§ GOAL OF THE EXERCISE: If a line of the data below holds the string "dostawą", copy it.

§ MATERIAL FOR THIS TASK:
● ● ● ● ●

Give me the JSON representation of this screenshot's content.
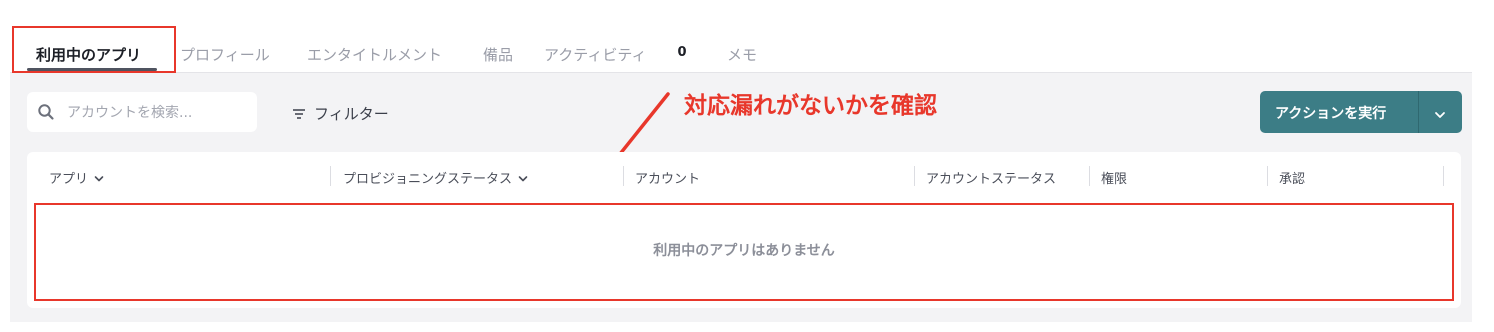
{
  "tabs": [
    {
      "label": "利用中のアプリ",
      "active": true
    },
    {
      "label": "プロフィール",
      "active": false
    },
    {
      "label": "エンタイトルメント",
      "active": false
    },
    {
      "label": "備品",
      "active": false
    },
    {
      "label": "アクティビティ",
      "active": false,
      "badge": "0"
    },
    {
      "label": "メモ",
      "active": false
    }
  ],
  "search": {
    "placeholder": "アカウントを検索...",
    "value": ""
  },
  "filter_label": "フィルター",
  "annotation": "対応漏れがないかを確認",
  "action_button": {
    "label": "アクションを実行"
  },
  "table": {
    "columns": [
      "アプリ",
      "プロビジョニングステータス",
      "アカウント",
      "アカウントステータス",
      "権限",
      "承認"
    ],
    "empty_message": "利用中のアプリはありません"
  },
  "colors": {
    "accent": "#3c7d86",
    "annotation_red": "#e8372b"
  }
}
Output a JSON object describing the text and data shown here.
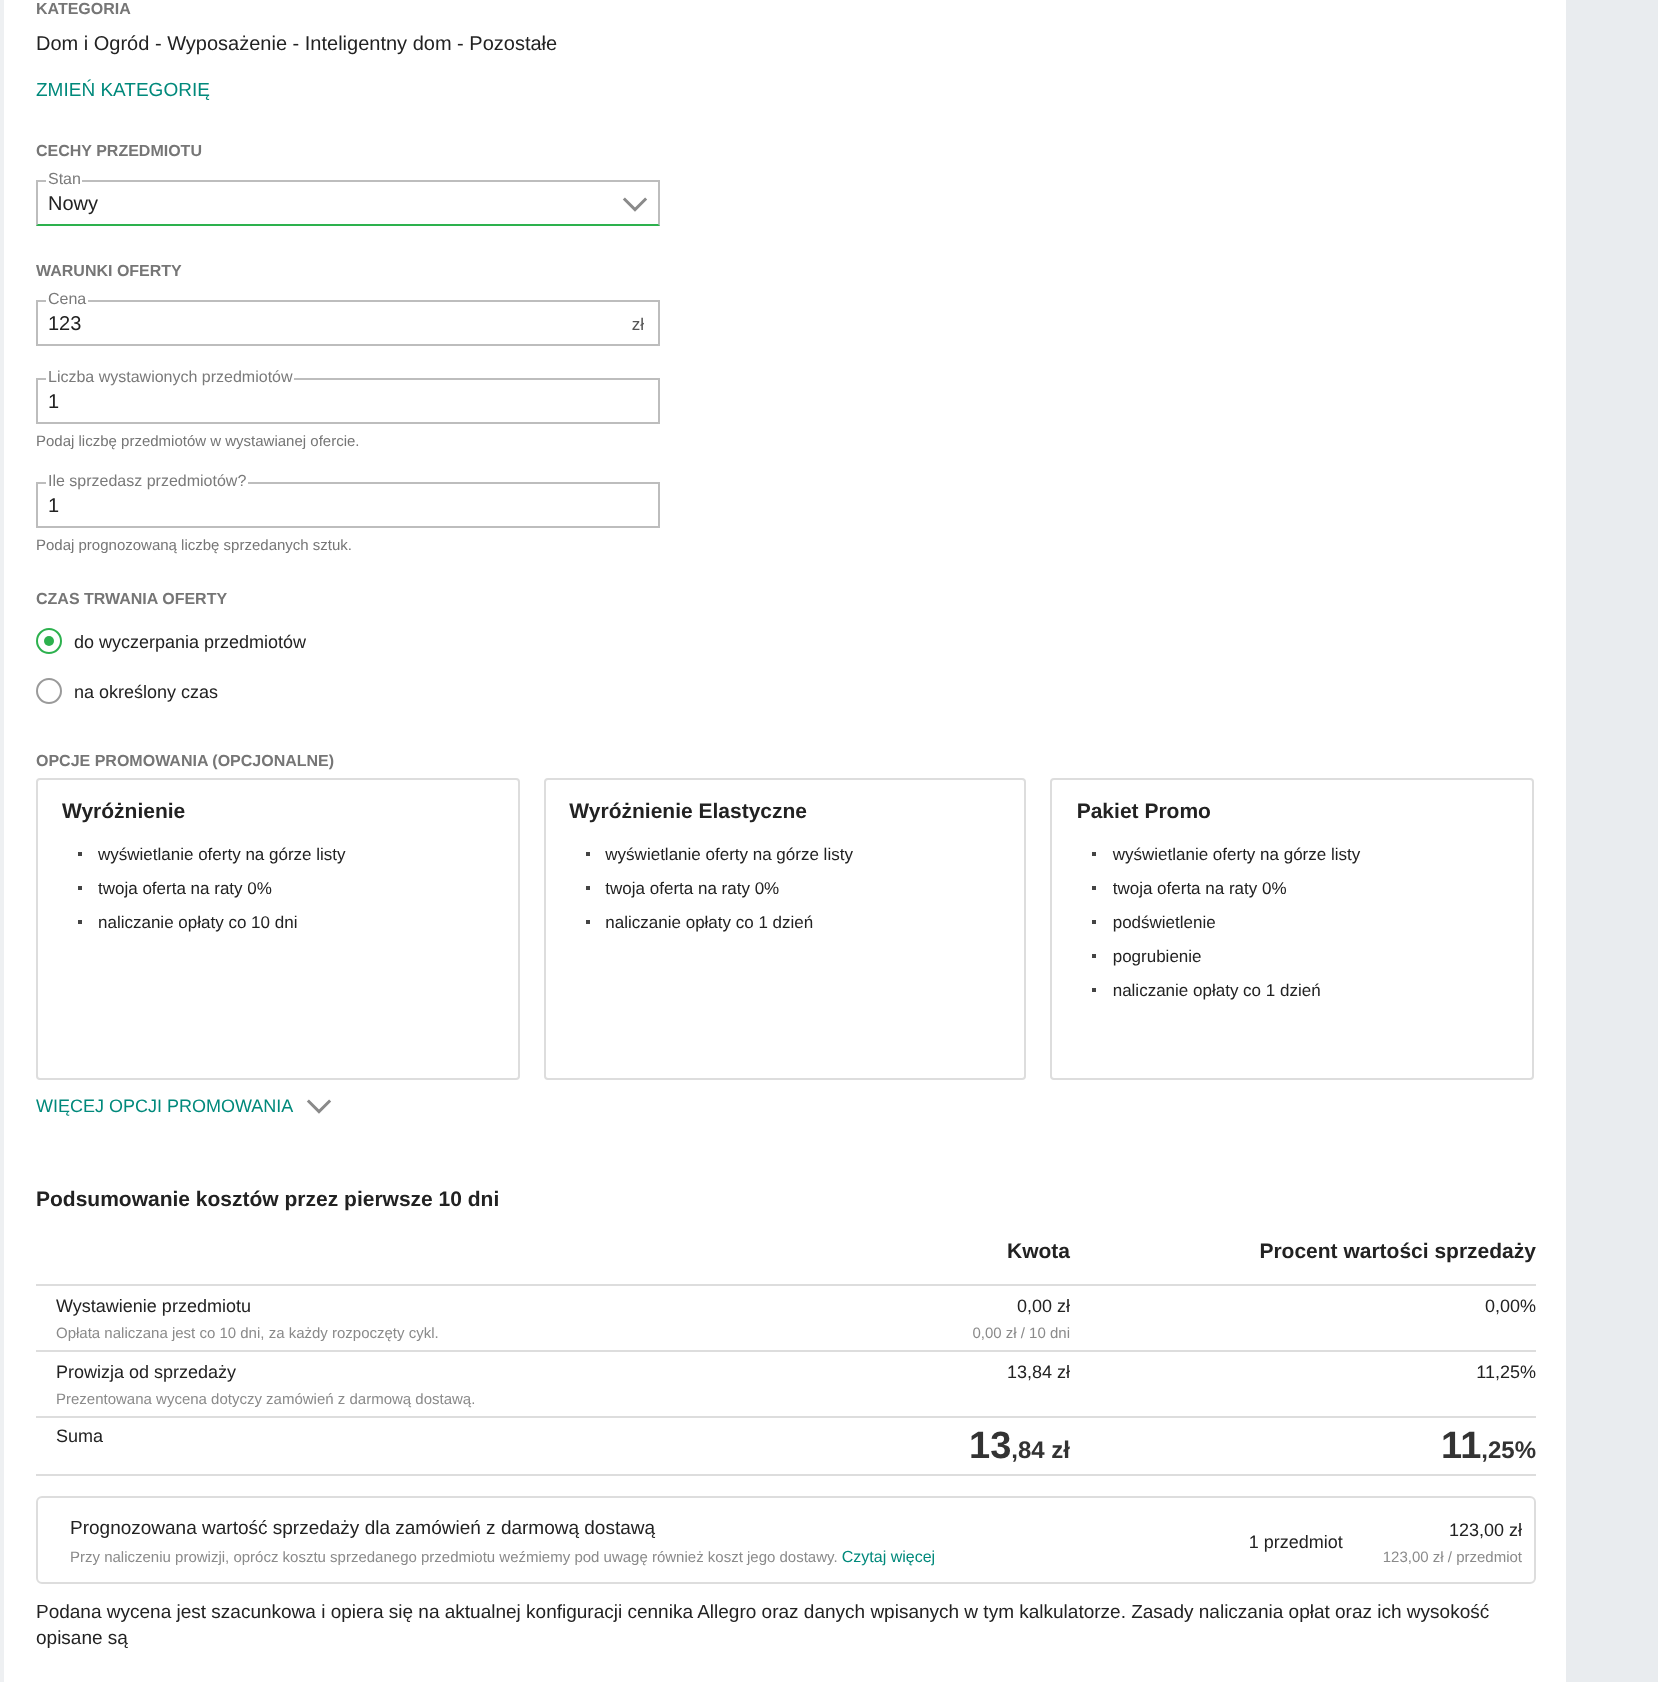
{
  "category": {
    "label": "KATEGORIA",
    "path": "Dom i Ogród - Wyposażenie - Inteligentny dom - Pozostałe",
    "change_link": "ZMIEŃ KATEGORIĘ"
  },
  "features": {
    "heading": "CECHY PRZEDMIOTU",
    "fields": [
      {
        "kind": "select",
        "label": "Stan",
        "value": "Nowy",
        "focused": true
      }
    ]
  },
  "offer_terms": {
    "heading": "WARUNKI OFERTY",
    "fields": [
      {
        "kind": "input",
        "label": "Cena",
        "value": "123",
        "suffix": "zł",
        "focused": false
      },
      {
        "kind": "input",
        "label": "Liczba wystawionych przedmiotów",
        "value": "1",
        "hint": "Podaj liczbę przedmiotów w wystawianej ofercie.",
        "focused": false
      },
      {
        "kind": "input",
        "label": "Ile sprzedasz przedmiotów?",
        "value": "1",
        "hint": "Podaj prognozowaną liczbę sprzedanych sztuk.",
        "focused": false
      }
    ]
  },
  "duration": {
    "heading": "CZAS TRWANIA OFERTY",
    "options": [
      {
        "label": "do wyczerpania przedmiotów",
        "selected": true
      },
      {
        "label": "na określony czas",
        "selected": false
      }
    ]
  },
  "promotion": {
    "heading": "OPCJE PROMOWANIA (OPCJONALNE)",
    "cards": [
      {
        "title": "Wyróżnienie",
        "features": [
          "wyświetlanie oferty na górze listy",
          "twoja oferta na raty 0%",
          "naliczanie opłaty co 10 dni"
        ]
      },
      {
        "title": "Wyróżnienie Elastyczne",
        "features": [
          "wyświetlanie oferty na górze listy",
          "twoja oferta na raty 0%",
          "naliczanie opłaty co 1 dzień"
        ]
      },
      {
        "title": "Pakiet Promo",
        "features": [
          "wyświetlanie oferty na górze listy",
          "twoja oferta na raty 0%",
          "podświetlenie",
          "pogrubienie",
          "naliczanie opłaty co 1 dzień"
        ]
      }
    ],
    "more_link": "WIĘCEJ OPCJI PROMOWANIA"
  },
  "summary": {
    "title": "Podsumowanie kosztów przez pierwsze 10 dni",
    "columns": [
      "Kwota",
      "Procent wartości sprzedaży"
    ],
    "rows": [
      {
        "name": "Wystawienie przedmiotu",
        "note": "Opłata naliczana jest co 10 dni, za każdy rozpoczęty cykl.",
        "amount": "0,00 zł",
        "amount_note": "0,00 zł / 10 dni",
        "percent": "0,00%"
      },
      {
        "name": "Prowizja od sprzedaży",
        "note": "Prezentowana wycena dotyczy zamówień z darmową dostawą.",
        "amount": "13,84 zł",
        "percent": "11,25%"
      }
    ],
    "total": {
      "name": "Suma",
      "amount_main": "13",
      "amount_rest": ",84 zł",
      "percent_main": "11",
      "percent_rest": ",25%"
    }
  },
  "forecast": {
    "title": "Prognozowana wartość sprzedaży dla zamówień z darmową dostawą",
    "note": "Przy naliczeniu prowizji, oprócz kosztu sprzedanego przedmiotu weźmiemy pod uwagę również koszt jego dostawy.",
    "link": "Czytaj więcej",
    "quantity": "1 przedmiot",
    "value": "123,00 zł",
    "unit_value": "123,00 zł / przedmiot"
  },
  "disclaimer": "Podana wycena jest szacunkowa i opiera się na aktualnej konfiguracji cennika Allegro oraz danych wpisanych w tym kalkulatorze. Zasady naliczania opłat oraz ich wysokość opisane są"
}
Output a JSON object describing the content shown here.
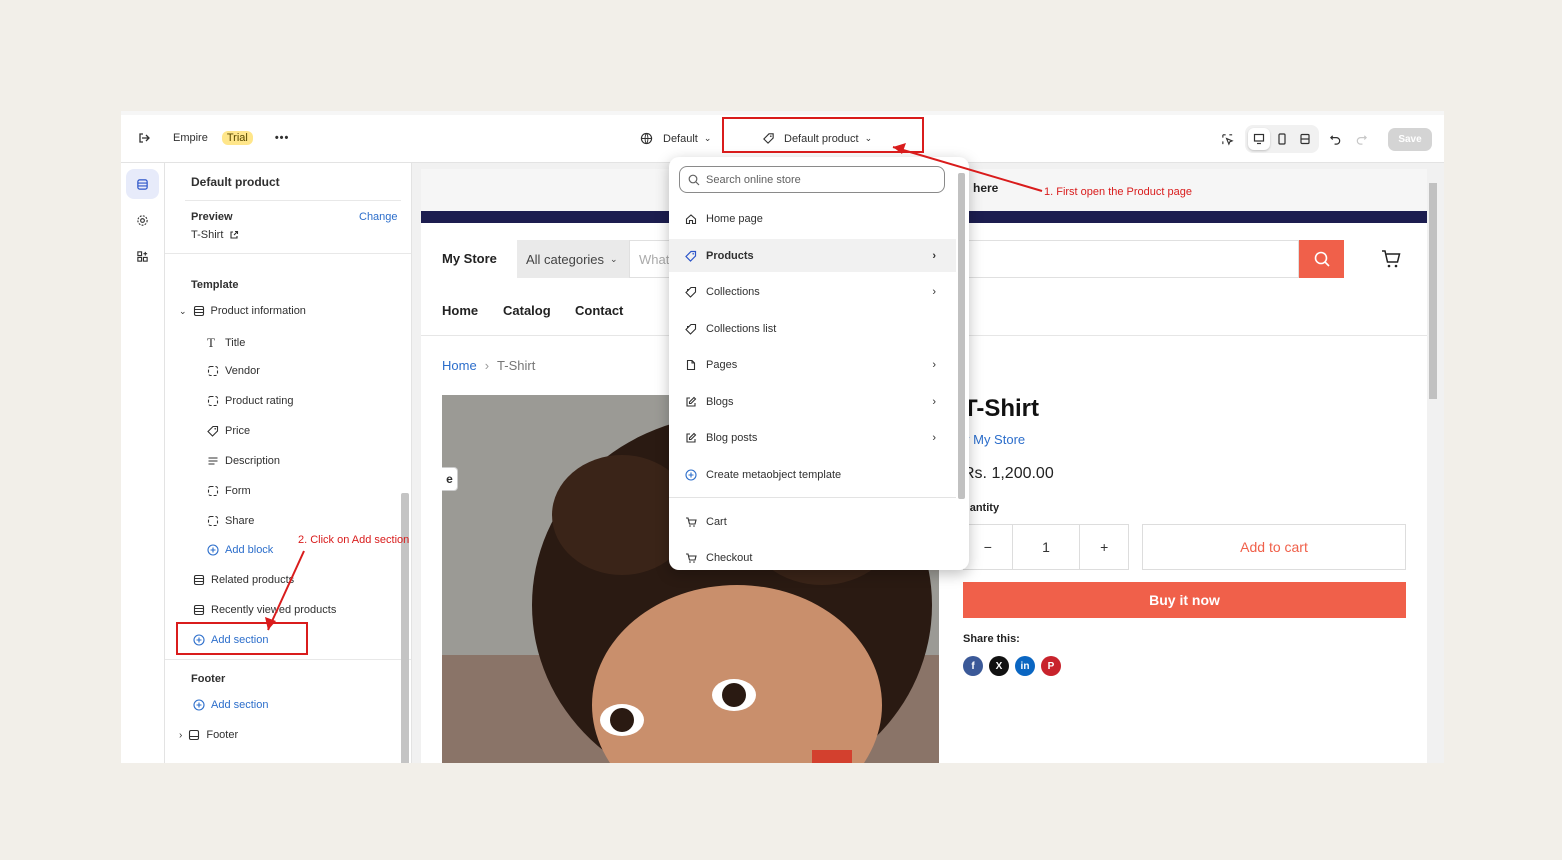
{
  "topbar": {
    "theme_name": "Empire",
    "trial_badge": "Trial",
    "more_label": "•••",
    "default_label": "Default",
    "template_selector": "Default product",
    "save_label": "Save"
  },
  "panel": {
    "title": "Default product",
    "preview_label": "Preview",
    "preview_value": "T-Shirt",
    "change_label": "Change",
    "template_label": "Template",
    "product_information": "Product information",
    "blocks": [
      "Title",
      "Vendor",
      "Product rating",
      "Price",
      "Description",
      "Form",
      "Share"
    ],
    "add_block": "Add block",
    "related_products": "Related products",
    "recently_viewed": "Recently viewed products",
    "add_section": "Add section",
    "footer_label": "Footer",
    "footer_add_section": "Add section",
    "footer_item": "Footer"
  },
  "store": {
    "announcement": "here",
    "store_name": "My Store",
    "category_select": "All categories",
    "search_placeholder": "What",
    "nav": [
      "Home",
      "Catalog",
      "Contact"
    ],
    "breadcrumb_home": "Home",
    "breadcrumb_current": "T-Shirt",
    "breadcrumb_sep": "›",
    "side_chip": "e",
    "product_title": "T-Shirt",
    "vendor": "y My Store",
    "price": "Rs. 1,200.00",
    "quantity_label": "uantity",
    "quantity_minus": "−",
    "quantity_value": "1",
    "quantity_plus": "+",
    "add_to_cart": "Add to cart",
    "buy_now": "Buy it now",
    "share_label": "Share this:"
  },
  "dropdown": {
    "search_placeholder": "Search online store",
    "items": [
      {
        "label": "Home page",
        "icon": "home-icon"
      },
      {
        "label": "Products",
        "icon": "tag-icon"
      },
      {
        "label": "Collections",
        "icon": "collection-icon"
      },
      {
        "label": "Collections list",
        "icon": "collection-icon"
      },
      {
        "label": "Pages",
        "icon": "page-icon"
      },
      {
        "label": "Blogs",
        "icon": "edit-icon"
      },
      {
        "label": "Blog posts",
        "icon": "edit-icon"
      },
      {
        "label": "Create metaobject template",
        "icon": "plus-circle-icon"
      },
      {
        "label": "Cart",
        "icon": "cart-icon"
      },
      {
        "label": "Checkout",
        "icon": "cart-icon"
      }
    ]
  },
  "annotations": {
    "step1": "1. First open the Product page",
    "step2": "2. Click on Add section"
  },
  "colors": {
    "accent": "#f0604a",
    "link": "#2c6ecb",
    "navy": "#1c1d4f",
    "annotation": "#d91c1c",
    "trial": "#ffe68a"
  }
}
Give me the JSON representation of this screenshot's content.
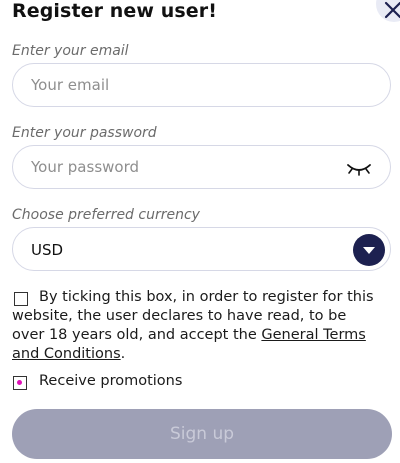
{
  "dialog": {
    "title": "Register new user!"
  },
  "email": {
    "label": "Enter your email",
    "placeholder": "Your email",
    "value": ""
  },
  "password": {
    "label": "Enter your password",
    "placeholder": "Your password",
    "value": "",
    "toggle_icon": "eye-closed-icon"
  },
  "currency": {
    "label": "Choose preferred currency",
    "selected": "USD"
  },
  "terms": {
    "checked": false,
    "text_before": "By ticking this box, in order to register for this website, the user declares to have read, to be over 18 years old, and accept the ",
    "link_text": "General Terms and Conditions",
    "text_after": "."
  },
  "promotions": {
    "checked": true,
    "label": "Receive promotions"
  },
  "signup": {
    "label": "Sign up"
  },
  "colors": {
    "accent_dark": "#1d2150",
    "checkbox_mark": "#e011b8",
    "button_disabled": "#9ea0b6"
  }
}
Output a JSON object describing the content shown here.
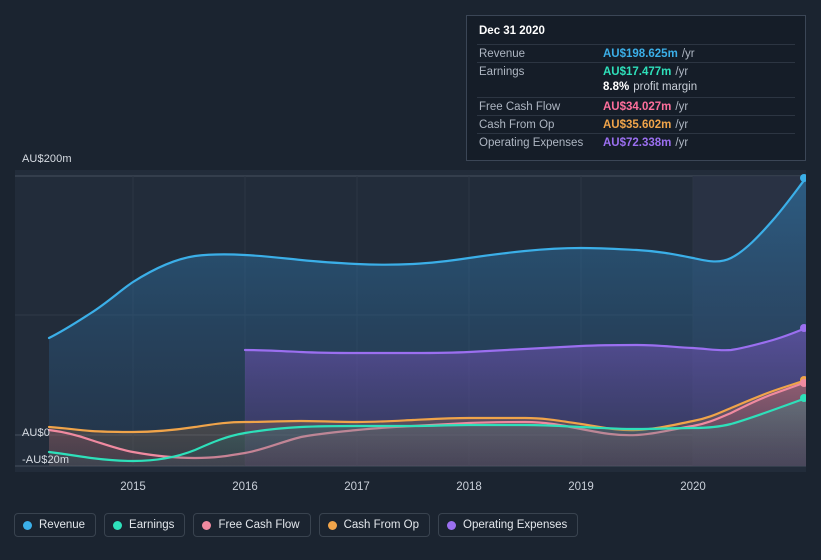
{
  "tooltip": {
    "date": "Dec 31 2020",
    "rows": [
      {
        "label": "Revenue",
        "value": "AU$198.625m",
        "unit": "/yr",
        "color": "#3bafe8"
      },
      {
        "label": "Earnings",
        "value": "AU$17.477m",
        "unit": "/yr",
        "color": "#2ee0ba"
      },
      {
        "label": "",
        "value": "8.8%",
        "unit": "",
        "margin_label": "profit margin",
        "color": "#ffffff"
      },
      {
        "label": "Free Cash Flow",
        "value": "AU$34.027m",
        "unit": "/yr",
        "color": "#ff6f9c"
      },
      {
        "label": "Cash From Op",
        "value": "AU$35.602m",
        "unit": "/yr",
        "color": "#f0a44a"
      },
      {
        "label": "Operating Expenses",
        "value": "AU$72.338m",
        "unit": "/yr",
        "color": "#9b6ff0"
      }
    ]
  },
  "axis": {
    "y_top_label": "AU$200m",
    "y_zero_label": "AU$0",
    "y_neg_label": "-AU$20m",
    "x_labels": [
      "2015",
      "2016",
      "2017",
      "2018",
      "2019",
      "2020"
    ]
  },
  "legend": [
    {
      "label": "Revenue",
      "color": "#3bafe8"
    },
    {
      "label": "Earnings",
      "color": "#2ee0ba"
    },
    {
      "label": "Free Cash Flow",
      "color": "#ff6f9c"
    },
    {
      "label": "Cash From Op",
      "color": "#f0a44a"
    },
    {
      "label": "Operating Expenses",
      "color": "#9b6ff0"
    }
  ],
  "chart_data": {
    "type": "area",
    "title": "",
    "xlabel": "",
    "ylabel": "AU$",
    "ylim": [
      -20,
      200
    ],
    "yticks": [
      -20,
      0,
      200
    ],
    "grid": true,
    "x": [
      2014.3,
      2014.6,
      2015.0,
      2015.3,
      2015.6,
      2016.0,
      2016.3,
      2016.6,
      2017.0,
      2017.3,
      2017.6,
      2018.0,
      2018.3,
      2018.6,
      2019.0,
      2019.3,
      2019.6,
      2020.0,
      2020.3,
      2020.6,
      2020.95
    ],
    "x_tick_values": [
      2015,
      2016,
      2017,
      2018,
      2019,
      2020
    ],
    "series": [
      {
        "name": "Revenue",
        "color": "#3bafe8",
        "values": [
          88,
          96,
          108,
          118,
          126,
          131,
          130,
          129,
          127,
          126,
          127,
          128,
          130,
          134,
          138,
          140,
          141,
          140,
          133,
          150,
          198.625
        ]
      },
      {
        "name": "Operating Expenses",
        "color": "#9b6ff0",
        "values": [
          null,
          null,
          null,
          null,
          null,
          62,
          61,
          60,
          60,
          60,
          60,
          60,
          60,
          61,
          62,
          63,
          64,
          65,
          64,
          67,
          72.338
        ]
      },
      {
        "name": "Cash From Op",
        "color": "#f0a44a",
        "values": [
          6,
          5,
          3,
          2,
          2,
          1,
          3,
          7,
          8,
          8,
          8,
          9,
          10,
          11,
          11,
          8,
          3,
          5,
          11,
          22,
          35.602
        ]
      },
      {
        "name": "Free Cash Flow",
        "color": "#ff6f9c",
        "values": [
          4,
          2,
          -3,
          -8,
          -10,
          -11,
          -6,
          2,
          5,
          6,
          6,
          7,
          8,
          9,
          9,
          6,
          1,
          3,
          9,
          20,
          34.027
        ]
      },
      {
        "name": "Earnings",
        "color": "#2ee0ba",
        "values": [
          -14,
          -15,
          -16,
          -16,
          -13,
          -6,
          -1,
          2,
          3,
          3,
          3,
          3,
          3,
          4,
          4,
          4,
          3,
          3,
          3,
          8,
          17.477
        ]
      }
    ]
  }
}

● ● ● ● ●

§ ANSWER TO THE EXERCISE:
        "note": "Prezentowana wycena dotyczy zamówień z darmową dostawą.",
    "title": "Prognozowana wartość sprzedaży dla zamówień z darmową dostawą",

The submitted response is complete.